I was tickled to read this passage from the NY Times today which pondered whether phone companies felt pressured to cooperate due to a potential threat to their government contracts:
While the telephone companies have both business contracts and regulatory issues before the federal government, executives in the industry yesterday dismissed the notion that they felt pressure to take part in any surveillance programs. The small group of executives with the security clearance necessary to deal with the government on such matters, they said, are separate from the regulatory and government contracting divisions of the companies.
Compare this to yesterday’s USAToday story describing Qwest’s experience with the NSA:
Trying to put pressure on Qwest, NSA representatives pointedly told Qwest that it was the lone holdout among the big telecommunications companies. It also tried appealing to Qwest’s patriotic side: In one meeting, an NSA representative suggested that Qwest’s refusal to contribute to the database could compromise national security, one person recalled.
In addition, the agency suggested that Qwest’s foot-dragging might affect its ability to get future classified work with the government. Like other big telecommunications companies, Qwest already had classified contracts and hoped to get more.

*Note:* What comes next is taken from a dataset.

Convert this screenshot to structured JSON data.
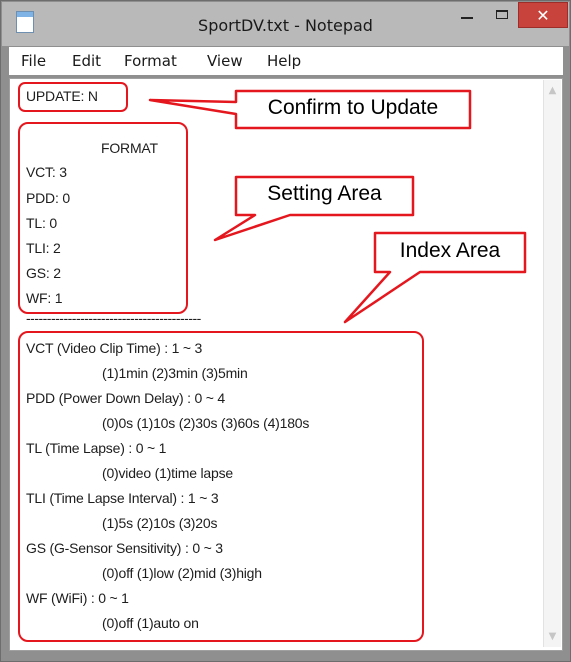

Oh no, I’m sure those AT&T, Verizon and BellSouth execs didn’t give a second thought to the issue of endangering their federal government work.